**DIRECTIONS:** All of the records below must be reproduced exactly, minus any pictures.

[Excerpts from an interface dataset]
··········

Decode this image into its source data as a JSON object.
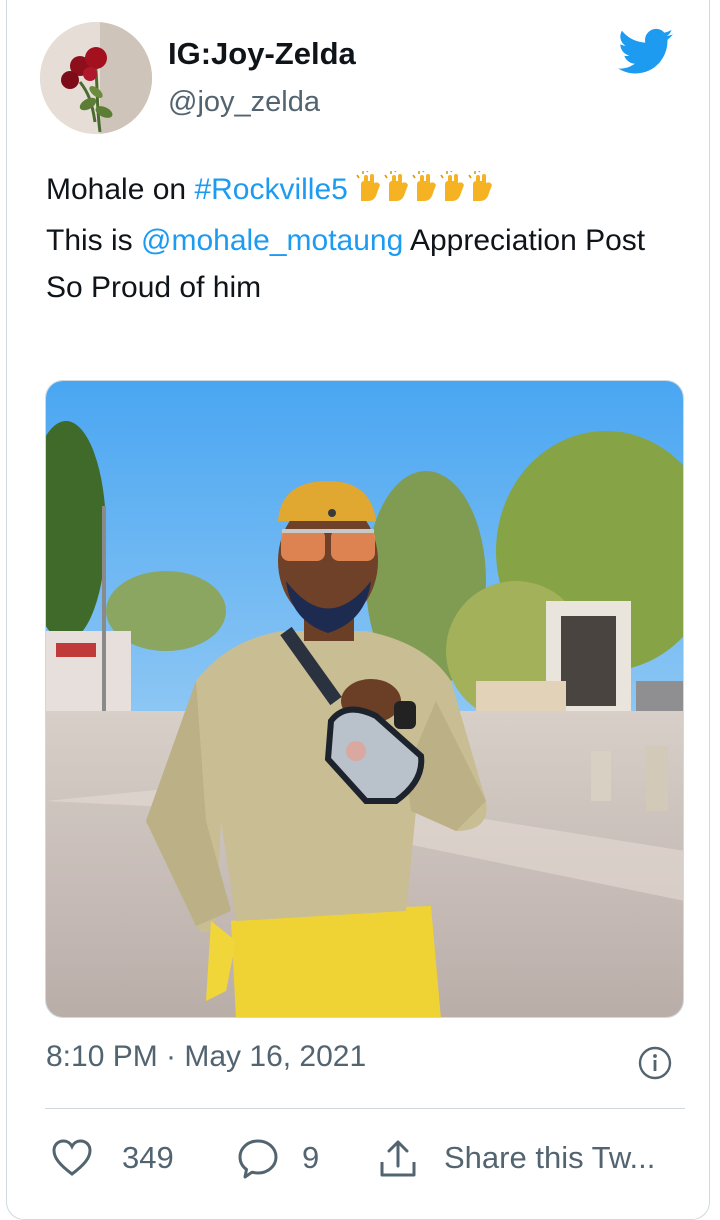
{
  "author": {
    "name": "IG:Joy-Zelda",
    "handle": "@joy_zelda",
    "avatar_icon": "rose-avatar"
  },
  "brand": {
    "icon": "twitter-bird-icon",
    "color": "#1d9bf0"
  },
  "tweet": {
    "line1_prefix": "Mohale on ",
    "hashtag": "#Rockville5",
    "emoji": "raising-hands-emoji",
    "emoji_count": 5,
    "line2_prefix": "This is ",
    "mention": "@mohale_motaung",
    "line2_suffix": " Appreciation Post",
    "line3": "So Proud of him"
  },
  "media": {
    "icon": "photo-man-in-yellow-cap"
  },
  "meta": {
    "timestamp": "8:10 PM · May 16, 2021",
    "info_icon": "info-icon"
  },
  "actions": {
    "like_count": "349",
    "reply_count": "9",
    "share_label": "Share this Tw..."
  },
  "colors": {
    "text": "#0f1419",
    "secondary": "#536471",
    "link": "#1d9bf0",
    "border": "#cfd9de"
  }
}
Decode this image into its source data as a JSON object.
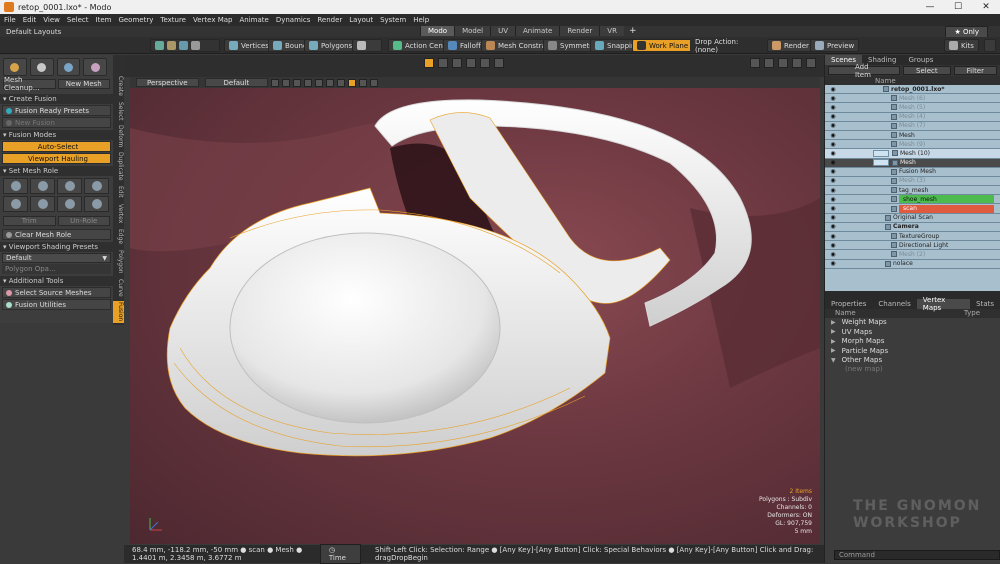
{
  "window": {
    "title": "retop_0001.lxo* - Modo",
    "buttons": [
      "—",
      "☐",
      "✕"
    ]
  },
  "menu": [
    "File",
    "Edit",
    "View",
    "Select",
    "Item",
    "Geometry",
    "Texture",
    "Vertex Map",
    "Animate",
    "Dynamics",
    "Render",
    "Layout",
    "System",
    "Help"
  ],
  "layout_bar": {
    "layouts_label": "Default Layouts",
    "tabs": [
      "Modo",
      "Model",
      "UV",
      "Animate",
      "Render",
      "VR"
    ],
    "active_tab": "Modo",
    "only_label": "Only",
    "plus": "+"
  },
  "toolbar": {
    "vertices": "Vertices",
    "bounds": "Bounds",
    "polygons": "Polygons",
    "action_center": "Action Center",
    "falloff": "Falloff",
    "mesh_constraint": "Mesh Constraint",
    "symmetry": "Symmetry",
    "snapping": "Snapping",
    "work_plane": "Work Plane",
    "drop_action": "Drop Action: (none)",
    "render": "Render",
    "preview": "Preview",
    "kits": "Kits"
  },
  "left_panel": {
    "mesh_cleanup": "Mesh Cleanup...",
    "new_mesh": "New Mesh",
    "create_fusion": "Create Fusion",
    "fusion_ready_presets": "Fusion Ready Presets",
    "new_fusion": "New Fusion",
    "fusion_modes": "Fusion Modes",
    "auto_select": "Auto-Select",
    "viewport_hauling": "Viewport Hauling",
    "set_mesh_role": "Set Mesh Role",
    "trim": "Trim",
    "un_role": "Un-Role",
    "clear_mesh_role": "Clear Mesh Role",
    "viewport_shading_presets": "Viewport Shading Presets",
    "default": "Default",
    "polygon_opacity": "Polygon Opa...",
    "additional_tools": "Additional Tools",
    "select_source_meshes": "Select Source Meshes",
    "fusion_utilities": "Fusion Utilities"
  },
  "left_vertical_tabs": [
    "Create",
    "Select",
    "Deform",
    "Duplicate",
    "Edit",
    "Vertex",
    "Edge",
    "Polygon",
    "Curve",
    "Fusion"
  ],
  "viewport": {
    "perspective": "Perspective",
    "default": "Default",
    "info": {
      "items": "2 Items",
      "polygons": "Polygons : Subdiv",
      "channels": "Channels: 0",
      "deformers": "Deformers: ON",
      "gl": "GL: 907,759",
      "scale": "5 mm"
    }
  },
  "status_bar": {
    "coords": "68.4 mm, -118.2 mm, -50 mm  ● scan  ● Mesh  ● 1.4401 m, 2.3458 m, 3.6772 m",
    "time_button": "Time",
    "hint": "Shift-Left Click: Selection: Range ●  [Any Key]-[Any Button] Click: Special Behaviors ●  [Any Key]-[Any Button] Click and Drag: dragDropBegin"
  },
  "scene_panel": {
    "tabs": [
      "Scenes",
      "Shading",
      "Groups"
    ],
    "add_item": "Add Item",
    "select": "Select",
    "filter": "Filter",
    "column_name": "Name",
    "items": [
      {
        "label": "retop_0001.lxo*",
        "kind": "scene"
      },
      {
        "label": "Mesh (6)",
        "kind": "dim"
      },
      {
        "label": "Mesh (5)",
        "kind": "dim"
      },
      {
        "label": "Mesh (4)",
        "kind": "dim"
      },
      {
        "label": "Mesh (7)",
        "kind": "dim"
      },
      {
        "label": "Mesh",
        "kind": "mesh"
      },
      {
        "label": "Mesh (9)",
        "kind": "dim"
      },
      {
        "label": "Mesh (10)",
        "kind": "selected"
      },
      {
        "label": "Mesh",
        "kind": "selected2"
      },
      {
        "label": "Fusion Mesh",
        "kind": "mesh"
      },
      {
        "label": "Mesh (3)",
        "kind": "dim"
      },
      {
        "label": "tag_mesh",
        "kind": "mesh"
      },
      {
        "label": "shoe_mesh",
        "kind": "green"
      },
      {
        "label": "scan",
        "kind": "red"
      },
      {
        "label": "Original Scan",
        "kind": "group"
      },
      {
        "label": "Camera",
        "kind": "camera"
      },
      {
        "label": "TextureGroup",
        "kind": "mesh"
      },
      {
        "label": "Directional Light",
        "kind": "mesh"
      },
      {
        "label": "Mesh (2)",
        "kind": "dim"
      },
      {
        "label": "nolace",
        "kind": "group"
      }
    ]
  },
  "lower_panel": {
    "tabs": [
      "Properties",
      "Channels",
      "Vertex Maps",
      "Stats"
    ],
    "active_tab": "Vertex Maps",
    "columns": [
      "Name",
      "Type"
    ],
    "maps": [
      "Weight Maps",
      "UV Maps",
      "Morph Maps",
      "Particle Maps",
      "Other Maps"
    ],
    "new_map": "(new map)"
  },
  "command_placeholder": "Command",
  "watermark": [
    "THE GNOMON",
    "WORKSHOP"
  ],
  "colors": {
    "accent": "#e8a026",
    "viewport_bg": "#6b3740",
    "scene_bg": "#a8bfcd",
    "green_row": "#4dbb4d",
    "red_row": "#e05a40"
  }
}
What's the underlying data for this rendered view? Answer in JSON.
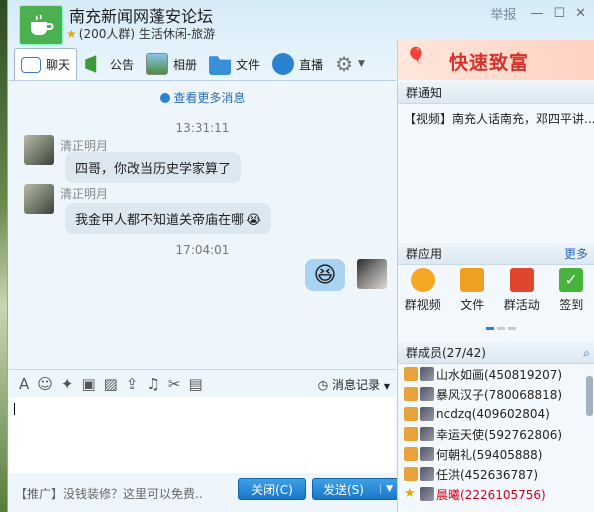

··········

**OUTPUT OF THE TASK:**
Decode this image into its source data as a JSON object.
{
  "author": {
    "name": "IG:Joy-Zelda",
    "handle": "@joy_zelda",
    "avatar_icon": "rose-avatar"
  },
  "brand": {
    "icon": "twitter-bird-icon",
    "color": "#1d9bf0"
  },
  "tweet": {
    "line1_prefix": "Mohale on ",
    "hashtag": "#Rockville5",
    "emoji": "raising-hands-emoji",
    "emoji_count": 5,
    "line2_prefix": "This is ",
    "mention": "@mohale_motaung",
    "line2_suffix": " Appreciation Post",
    "line3": "So Proud of him"
  },
  "media": {
    "icon": "photo-man-in-yellow-cap"
  },
  "meta": {
    "timestamp": "8:10 PM · May 16, 2021",
    "info_icon": "info-icon"
  },
  "actions": {
    "like_count": "349",
    "reply_count": "9",
    "share_label": "Share this Tw..."
  },
  "colors": {
    "text": "#0f1419",
    "secondary": "#536471",
    "link": "#1d9bf0",
    "border": "#cfd9de"
  }
}
Decode this image into its source data as a JSON object.
{
  "window": {
    "title": "retop_0001.lxo* - Modo",
    "buttons": [
      "—",
      "☐",
      "✕"
    ]
  },
  "menu": [
    "File",
    "Edit",
    "View",
    "Select",
    "Item",
    "Geometry",
    "Texture",
    "Vertex Map",
    "Animate",
    "Dynamics",
    "Render",
    "Layout",
    "System",
    "Help"
  ],
  "layout_bar": {
    "layouts_label": "Default Layouts",
    "tabs": [
      "Modo",
      "Model",
      "UV",
      "Animate",
      "Render",
      "VR"
    ],
    "active_tab": "Modo",
    "only_label": "Only",
    "plus": "+"
  },
  "toolbar": {
    "vertices": "Vertices",
    "bounds": "Bounds",
    "polygons": "Polygons",
    "action_center": "Action Center",
    "falloff": "Falloff",
    "mesh_constraint": "Mesh Constraint",
    "symmetry": "Symmetry",
    "snapping": "Snapping",
    "work_plane": "Work Plane",
    "drop_action": "Drop Action: (none)",
    "render": "Render",
    "preview": "Preview",
    "kits": "Kits"
  },
  "left_panel": {
    "mesh_cleanup": "Mesh Cleanup...",
    "new_mesh": "New Mesh",
    "create_fusion": "Create Fusion",
    "fusion_ready_presets": "Fusion Ready Presets",
    "new_fusion": "New Fusion",
    "fusion_modes": "Fusion Modes",
    "auto_select": "Auto-Select",
    "viewport_hauling": "Viewport Hauling",
    "set_mesh_role": "Set Mesh Role",
    "trim": "Trim",
    "un_role": "Un-Role",
    "clear_mesh_role": "Clear Mesh Role",
    "viewport_shading_presets": "Viewport Shading Presets",
    "default": "Default",
    "polygon_opacity": "Polygon Opa...",
    "additional_tools": "Additional Tools",
    "select_source_meshes": "Select Source Meshes",
    "fusion_utilities": "Fusion Utilities"
  },
  "left_vertical_tabs": [
    "Create",
    "Select",
    "Deform",
    "Duplicate",
    "Edit",
    "Vertex",
    "Edge",
    "Polygon",
    "Curve",
    "Fusion"
  ],
  "viewport": {
    "perspective": "Perspective",
    "default": "Default",
    "info": {
      "items": "2 Items",
      "polygons": "Polygons : Subdiv",
      "channels": "Channels: 0",
      "deformers": "Deformers: ON",
      "gl": "GL: 907,759",
      "scale": "5 mm"
    }
  },
  "status_bar": {
    "coords": "68.4 mm, -118.2 mm, -50 mm  ● scan  ● Mesh  ● 1.4401 m, 2.3458 m, 3.6772 m",
    "time_button": "Time",
    "hint": "Shift-Left Click: Selection: Range ●  [Any Key]-[Any Button] Click: Special Behaviors ●  [Any Key]-[Any Button] Click and Drag: dragDropBegin"
  },
  "scene_panel": {
    "tabs": [
      "Scenes",
      "Shading",
      "Groups"
    ],
    "add_item": "Add Item",
    "select": "Select",
    "filter": "Filter",
    "column_name": "Name",
    "items": [
      {
        "label": "retop_0001.lxo*",
        "kind": "scene"
      },
      {
        "label": "Mesh (6)",
        "kind": "dim"
      },
      {
        "label": "Mesh (5)",
        "kind": "dim"
      },
      {
        "label": "Mesh (4)",
        "kind": "dim"
      },
      {
        "label": "Mesh (7)",
        "kind": "dim"
      },
      {
        "label": "Mesh",
        "kind": "mesh"
      },
      {
        "label": "Mesh (9)",
        "kind": "dim"
      },
      {
        "label": "Mesh (10)",
        "kind": "selected"
      },
      {
        "label": "Mesh",
        "kind": "selected2"
      },
      {
        "label": "Fusion Mesh",
        "kind": "mesh"
      },
      {
        "label": "Mesh (3)",
        "kind": "dim"
      },
      {
        "label": "tag_mesh",
        "kind": "mesh"
      },
      {
        "label": "shoe_mesh",
        "kind": "green"
      },
      {
        "label": "scan",
        "kind": "red"
      },
      {
        "label": "Original Scan",
        "kind": "group"
      },
      {
        "label": "Camera",
        "kind": "camera"
      },
      {
        "label": "TextureGroup",
        "kind": "mesh"
      },
      {
        "label": "Directional Light",
        "kind": "mesh"
      },
      {
        "label": "Mesh (2)",
        "kind": "dim"
      },
      {
        "label": "nolace",
        "kind": "group"
      }
    ]
  },
  "lower_panel": {
    "tabs": [
      "Properties",
      "Channels",
      "Vertex Maps",
      "Stats"
    ],
    "active_tab": "Vertex Maps",
    "columns": [
      "Name",
      "Type"
    ],
    "maps": [
      "Weight Maps",
      "UV Maps",
      "Morph Maps",
      "Particle Maps",
      "Other Maps"
    ],
    "new_map": "(new map)"
  },
  "command_placeholder": "Command",
  "watermark": [
    "THE GNOMON",
    "WORKSHOP"
  ],
  "colors": {
    "accent": "#e8a026",
    "viewport_bg": "#6b3740",
    "scene_bg": "#a8bfcd",
    "green_row": "#4dbb4d",
    "red_row": "#e05a40"
  }
}
What's the underlying data for this rendered view? Answer in JSON.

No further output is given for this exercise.